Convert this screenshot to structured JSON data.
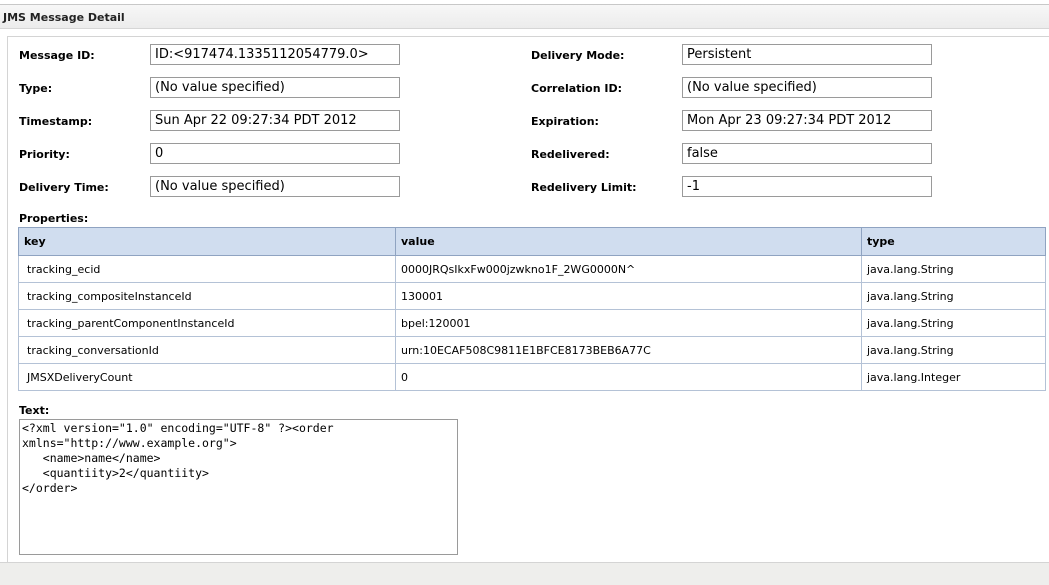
{
  "header": {
    "title": "JMS Message Detail"
  },
  "fields": {
    "message_id": {
      "label": "Message ID:",
      "value": "ID:<917474.1335112054779.0>"
    },
    "type": {
      "label": "Type:",
      "value": "(No value specified)"
    },
    "timestamp": {
      "label": "Timestamp:",
      "value": "Sun Apr 22 09:27:34 PDT 2012"
    },
    "priority": {
      "label": "Priority:",
      "value": "0"
    },
    "delivery_time": {
      "label": "Delivery Time:",
      "value": "(No value specified)"
    },
    "delivery_mode": {
      "label": "Delivery Mode:",
      "value": "Persistent"
    },
    "correlation_id": {
      "label": "Correlation ID:",
      "value": "(No value specified)"
    },
    "expiration": {
      "label": "Expiration:",
      "value": "Mon Apr 23 09:27:34 PDT 2012"
    },
    "redelivered": {
      "label": "Redelivered:",
      "value": "false"
    },
    "redelivery_limit": {
      "label": "Redelivery Limit:",
      "value": "-1"
    }
  },
  "properties": {
    "label": "Properties:",
    "columns": [
      "key",
      "value",
      "type"
    ],
    "rows": [
      {
        "key": "tracking_ecid",
        "value": "0000JRQsIkxFw000jzwkno1F_2WG0000N^",
        "type": "java.lang.String"
      },
      {
        "key": "tracking_compositeInstanceId",
        "value": "130001",
        "type": "java.lang.String"
      },
      {
        "key": "tracking_parentComponentInstanceId",
        "value": "bpel:120001",
        "type": "java.lang.String"
      },
      {
        "key": "tracking_conversationId",
        "value": "urn:10ECAF508C9811E1BFCE8173BEB6A77C",
        "type": "java.lang.String"
      },
      {
        "key": "JMSXDeliveryCount",
        "value": "0",
        "type": "java.lang.Integer"
      }
    ]
  },
  "text": {
    "label": "Text:",
    "content": "<?xml version=\"1.0\" encoding=\"UTF-8\" ?><order\nxmlns=\"http://www.example.org\">\n   <name>name</name>\n   <quantiity>2</quantiity>\n</order>"
  }
}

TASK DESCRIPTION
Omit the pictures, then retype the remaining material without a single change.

REPLY
Convert this screenshot to structured JSON data.
{
  "header": {
    "title": "JMS Message Detail"
  },
  "fields": {
    "message_id": {
      "label": "Message ID:",
      "value": "ID:<917474.1335112054779.0>"
    },
    "type": {
      "label": "Type:",
      "value": "(No value specified)"
    },
    "timestamp": {
      "label": "Timestamp:",
      "value": "Sun Apr 22 09:27:34 PDT 2012"
    },
    "priority": {
      "label": "Priority:",
      "value": "0"
    },
    "delivery_time": {
      "label": "Delivery Time:",
      "value": "(No value specified)"
    },
    "delivery_mode": {
      "label": "Delivery Mode:",
      "value": "Persistent"
    },
    "correlation_id": {
      "label": "Correlation ID:",
      "value": "(No value specified)"
    },
    "expiration": {
      "label": "Expiration:",
      "value": "Mon Apr 23 09:27:34 PDT 2012"
    },
    "redelivered": {
      "label": "Redelivered:",
      "value": "false"
    },
    "redelivery_limit": {
      "label": "Redelivery Limit:",
      "value": "-1"
    }
  },
  "properties": {
    "label": "Properties:",
    "columns": [
      "key",
      "value",
      "type"
    ],
    "rows": [
      {
        "key": "tracking_ecid",
        "value": "0000JRQsIkxFw000jzwkno1F_2WG0000N^",
        "type": "java.lang.String"
      },
      {
        "key": "tracking_compositeInstanceId",
        "value": "130001",
        "type": "java.lang.String"
      },
      {
        "key": "tracking_parentComponentInstanceId",
        "value": "bpel:120001",
        "type": "java.lang.String"
      },
      {
        "key": "tracking_conversationId",
        "value": "urn:10ECAF508C9811E1BFCE8173BEB6A77C",
        "type": "java.lang.String"
      },
      {
        "key": "JMSXDeliveryCount",
        "value": "0",
        "type": "java.lang.Integer"
      }
    ]
  },
  "text": {
    "label": "Text:",
    "content": "<?xml version=\"1.0\" encoding=\"UTF-8\" ?><order\nxmlns=\"http://www.example.org\">\n   <name>name</name>\n   <quantiity>2</quantiity>\n</order>"
  }
}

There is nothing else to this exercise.